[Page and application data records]
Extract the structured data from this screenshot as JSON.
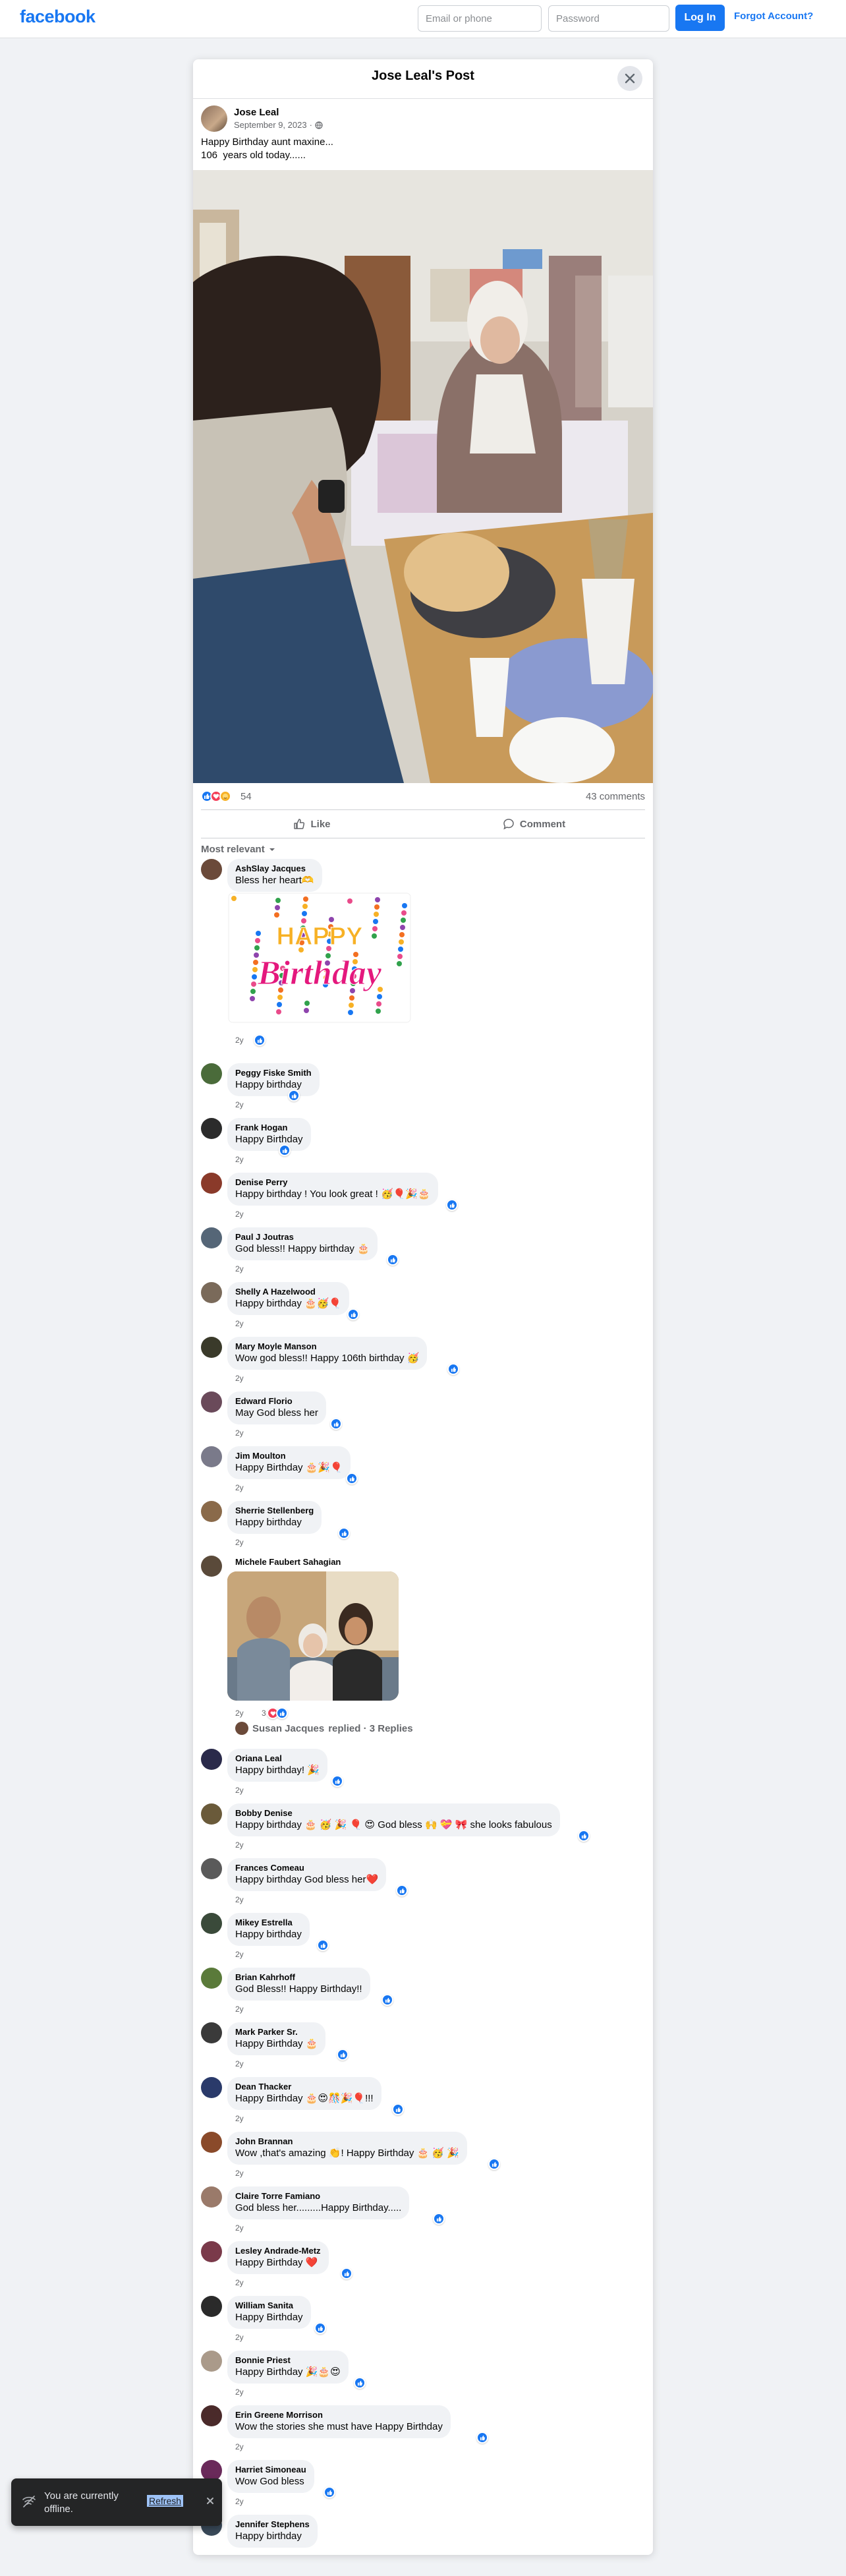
{
  "header": {
    "logo": "facebook",
    "email_placeholder": "Email or phone",
    "password_placeholder": "Password",
    "login_label": "Log In",
    "forgot_label": "Forgot Account?"
  },
  "post": {
    "modal_title": "Jose Leal's Post",
    "author": "Jose Leal",
    "date": "September 9, 2023",
    "meta_sep": "·",
    "text": "Happy Birthday aunt maxine...\n106  years old today......",
    "reaction_count": "54",
    "comment_count": "43 comments",
    "like_label": "Like",
    "comment_label": "Comment",
    "sort_label": "Most relevant"
  },
  "comments": [
    {
      "name": "AshSlay Jacques",
      "text": "Bless her heart🫶",
      "time": "2y",
      "avatar_color": "#6b4a3a"
    },
    {
      "name": "Peggy Fiske Smith",
      "text": "Happy birthday",
      "time": "2y",
      "avatar_color": "#4a6b3a"
    },
    {
      "name": "Frank Hogan",
      "text": "Happy Birthday",
      "time": "2y",
      "avatar_color": "#2b2b2b"
    },
    {
      "name": "Denise Perry",
      "text": "Happy birthday ! You look great ! 🥳🎈🎉🎂",
      "time": "2y",
      "avatar_color": "#8a3a2a"
    },
    {
      "name": "Paul J Joutras",
      "text": "God bless!! Happy birthday 🎂",
      "time": "2y",
      "avatar_color": "#556677"
    },
    {
      "name": "Shelly A Hazelwood",
      "text": "Happy birthday 🎂🥳🎈",
      "time": "2y",
      "avatar_color": "#7a6a5a"
    },
    {
      "name": "Mary Moyle Manson",
      "text": "Wow god bless!! Happy 106th birthday 🥳",
      "time": "2y",
      "avatar_color": "#3a3a2a"
    },
    {
      "name": "Edward Florio",
      "text": "May God bless her",
      "time": "2y",
      "avatar_color": "#6a4a5a"
    },
    {
      "name": "Jim Moulton",
      "text": "Happy Birthday 🎂🎉🎈",
      "time": "2y",
      "avatar_color": "#7a7a8a"
    },
    {
      "name": "Sherrie Stellenberg",
      "text": "Happy birthday",
      "time": "2y",
      "avatar_color": "#8a6a4a"
    },
    {
      "name": "Michele Faubert Sahagian",
      "text": "",
      "time": "2y",
      "avatar_color": "#5a4a3a",
      "reaction_count": "3"
    },
    {
      "name": "Oriana Leal",
      "text": "Happy birthday! 🎉",
      "time": "2y",
      "avatar_color": "#2a2a4a"
    },
    {
      "name": "Bobby Denise",
      "text": "Happy birthday 🎂 🥳 🎉 🎈 😍 God bless 🙌 💝 🎀 she looks fabulous",
      "time": "2y",
      "avatar_color": "#6a5a3a"
    },
    {
      "name": "Frances Comeau",
      "text": "Happy birthday God bless her❤️",
      "time": "2y",
      "avatar_color": "#5a5a5a"
    },
    {
      "name": "Mikey Estrella",
      "text": "Happy birthday",
      "time": "2y",
      "avatar_color": "#3a4a3a"
    },
    {
      "name": "Brian Kahrhoff",
      "text": "God Bless!! Happy Birthday!!",
      "time": "2y",
      "avatar_color": "#5a7a3a"
    },
    {
      "name": "Mark Parker Sr.",
      "text": "Happy Birthday 🎂",
      "time": "2y",
      "avatar_color": "#3a3a3a"
    },
    {
      "name": "Dean Thacker",
      "text": "Happy Birthday 🎂😍🎊🎉🎈!!!",
      "time": "2y",
      "avatar_color": "#2a3a6a"
    },
    {
      "name": "John Brannan",
      "text": "Wow ,that's amazing 👏! Happy Birthday 🎂 🥳 🎉",
      "time": "2y",
      "avatar_color": "#8a4a2a"
    },
    {
      "name": "Claire Torre Famiano",
      "text": "God bless her.........Happy Birthday.....",
      "time": "2y",
      "avatar_color": "#9a7a6a"
    },
    {
      "name": "Lesley Andrade-Metz",
      "text": "Happy Birthday ❤️",
      "time": "2y",
      "avatar_color": "#7a3a4a"
    },
    {
      "name": "William Sanita",
      "text": "Happy Birthday",
      "time": "2y",
      "avatar_color": "#2a2a2a"
    },
    {
      "name": "Bonnie Priest",
      "text": "Happy Birthday 🎉🎂😍",
      "time": "2y",
      "avatar_color": "#aa9a8a"
    },
    {
      "name": "Erin Greene Morrison",
      "text": "Wow the stories she must have Happy Birthday",
      "time": "2y",
      "avatar_color": "#4a2a2a"
    },
    {
      "name": "Harriet Simoneau",
      "text": "Wow God bless",
      "time": "2y",
      "avatar_color": "#6a2a5a"
    },
    {
      "name": "Jennifer Stephens",
      "text": "Happy birthday",
      "time": "",
      "avatar_color": "#3a4a5a"
    }
  ],
  "reply_summary": {
    "name": "Susan Jacques",
    "text": "replied · 3 Replies"
  },
  "sticker": {
    "line1": "HAPPY",
    "line2": "Birthday"
  },
  "toast": {
    "text": "You are currently offline.",
    "refresh": "Refresh"
  },
  "colors": {
    "brand": "#1877f2",
    "like": "#1877f2",
    "love": "#f33e58",
    "care": "#f7b125"
  }
}
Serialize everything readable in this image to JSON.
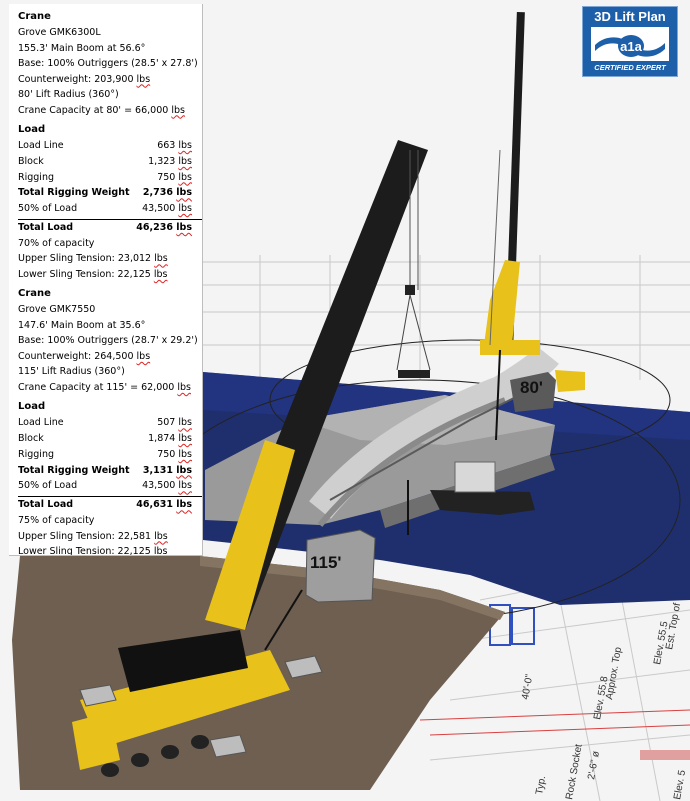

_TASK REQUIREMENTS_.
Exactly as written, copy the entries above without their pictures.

_ANSWER BOX_.
Extract the structured data from this screenshot as JSON.
{
  "header": {
    "logo": "facebook",
    "email_placeholder": "Email or phone",
    "password_placeholder": "Password",
    "login_label": "Log In",
    "forgot_label": "Forgot Account?"
  },
  "post": {
    "modal_title": "Jose Leal's Post",
    "author": "Jose Leal",
    "date": "September 9, 2023",
    "meta_sep": "·",
    "text": "Happy Birthday aunt maxine...\n106  years old today......",
    "reaction_count": "54",
    "comment_count": "43 comments",
    "like_label": "Like",
    "comment_label": "Comment",
    "sort_label": "Most relevant"
  },
  "comments": [
    {
      "name": "AshSlay Jacques",
      "text": "Bless her heart🫶",
      "time": "2y",
      "avatar_color": "#6b4a3a"
    },
    {
      "name": "Peggy Fiske Smith",
      "text": "Happy birthday",
      "time": "2y",
      "avatar_color": "#4a6b3a"
    },
    {
      "name": "Frank Hogan",
      "text": "Happy Birthday",
      "time": "2y",
      "avatar_color": "#2b2b2b"
    },
    {
      "name": "Denise Perry",
      "text": "Happy birthday ! You look great ! 🥳🎈🎉🎂",
      "time": "2y",
      "avatar_color": "#8a3a2a"
    },
    {
      "name": "Paul J Joutras",
      "text": "God bless!! Happy birthday 🎂",
      "time": "2y",
      "avatar_color": "#556677"
    },
    {
      "name": "Shelly A Hazelwood",
      "text": "Happy birthday 🎂🥳🎈",
      "time": "2y",
      "avatar_color": "#7a6a5a"
    },
    {
      "name": "Mary Moyle Manson",
      "text": "Wow god bless!! Happy 106th birthday 🥳",
      "time": "2y",
      "avatar_color": "#3a3a2a"
    },
    {
      "name": "Edward Florio",
      "text": "May God bless her",
      "time": "2y",
      "avatar_color": "#6a4a5a"
    },
    {
      "name": "Jim Moulton",
      "text": "Happy Birthday 🎂🎉🎈",
      "time": "2y",
      "avatar_color": "#7a7a8a"
    },
    {
      "name": "Sherrie Stellenberg",
      "text": "Happy birthday",
      "time": "2y",
      "avatar_color": "#8a6a4a"
    },
    {
      "name": "Michele Faubert Sahagian",
      "text": "",
      "time": "2y",
      "avatar_color": "#5a4a3a",
      "reaction_count": "3"
    },
    {
      "name": "Oriana Leal",
      "text": "Happy birthday! 🎉",
      "time": "2y",
      "avatar_color": "#2a2a4a"
    },
    {
      "name": "Bobby Denise",
      "text": "Happy birthday 🎂 🥳 🎉 🎈 😍 God bless 🙌 💝 🎀 she looks fabulous",
      "time": "2y",
      "avatar_color": "#6a5a3a"
    },
    {
      "name": "Frances Comeau",
      "text": "Happy birthday God bless her❤️",
      "time": "2y",
      "avatar_color": "#5a5a5a"
    },
    {
      "name": "Mikey Estrella",
      "text": "Happy birthday",
      "time": "2y",
      "avatar_color": "#3a4a3a"
    },
    {
      "name": "Brian Kahrhoff",
      "text": "God Bless!! Happy Birthday!!",
      "time": "2y",
      "avatar_color": "#5a7a3a"
    },
    {
      "name": "Mark Parker Sr.",
      "text": "Happy Birthday 🎂",
      "time": "2y",
      "avatar_color": "#3a3a3a"
    },
    {
      "name": "Dean Thacker",
      "text": "Happy Birthday 🎂😍🎊🎉🎈!!!",
      "time": "2y",
      "avatar_color": "#2a3a6a"
    },
    {
      "name": "John Brannan",
      "text": "Wow ,that's amazing 👏! Happy Birthday 🎂 🥳 🎉",
      "time": "2y",
      "avatar_color": "#8a4a2a"
    },
    {
      "name": "Claire Torre Famiano",
      "text": "God bless her.........Happy Birthday.....",
      "time": "2y",
      "avatar_color": "#9a7a6a"
    },
    {
      "name": "Lesley Andrade-Metz",
      "text": "Happy Birthday ❤️",
      "time": "2y",
      "avatar_color": "#7a3a4a"
    },
    {
      "name": "William Sanita",
      "text": "Happy Birthday",
      "time": "2y",
      "avatar_color": "#2a2a2a"
    },
    {
      "name": "Bonnie Priest",
      "text": "Happy Birthday 🎉🎂😍",
      "time": "2y",
      "avatar_color": "#aa9a8a"
    },
    {
      "name": "Erin Greene Morrison",
      "text": "Wow the stories she must have Happy Birthday",
      "time": "2y",
      "avatar_color": "#4a2a2a"
    },
    {
      "name": "Harriet Simoneau",
      "text": "Wow God bless",
      "time": "2y",
      "avatar_color": "#6a2a5a"
    },
    {
      "name": "Jennifer Stephens",
      "text": "Happy birthday",
      "time": "",
      "avatar_color": "#3a4a5a"
    }
  ],
  "reply_summary": {
    "name": "Susan Jacques",
    "text": "replied · 3 Replies"
  },
  "sticker": {
    "line1": "HAPPY",
    "line2": "Birthday"
  },
  "toast": {
    "text": "You are currently offline.",
    "refresh": "Refresh"
  },
  "colors": {
    "brand": "#1877f2",
    "like": "#1877f2",
    "love": "#f33e58",
    "care": "#f7b125"
  }
}
Serialize everything readable in this image to JSON.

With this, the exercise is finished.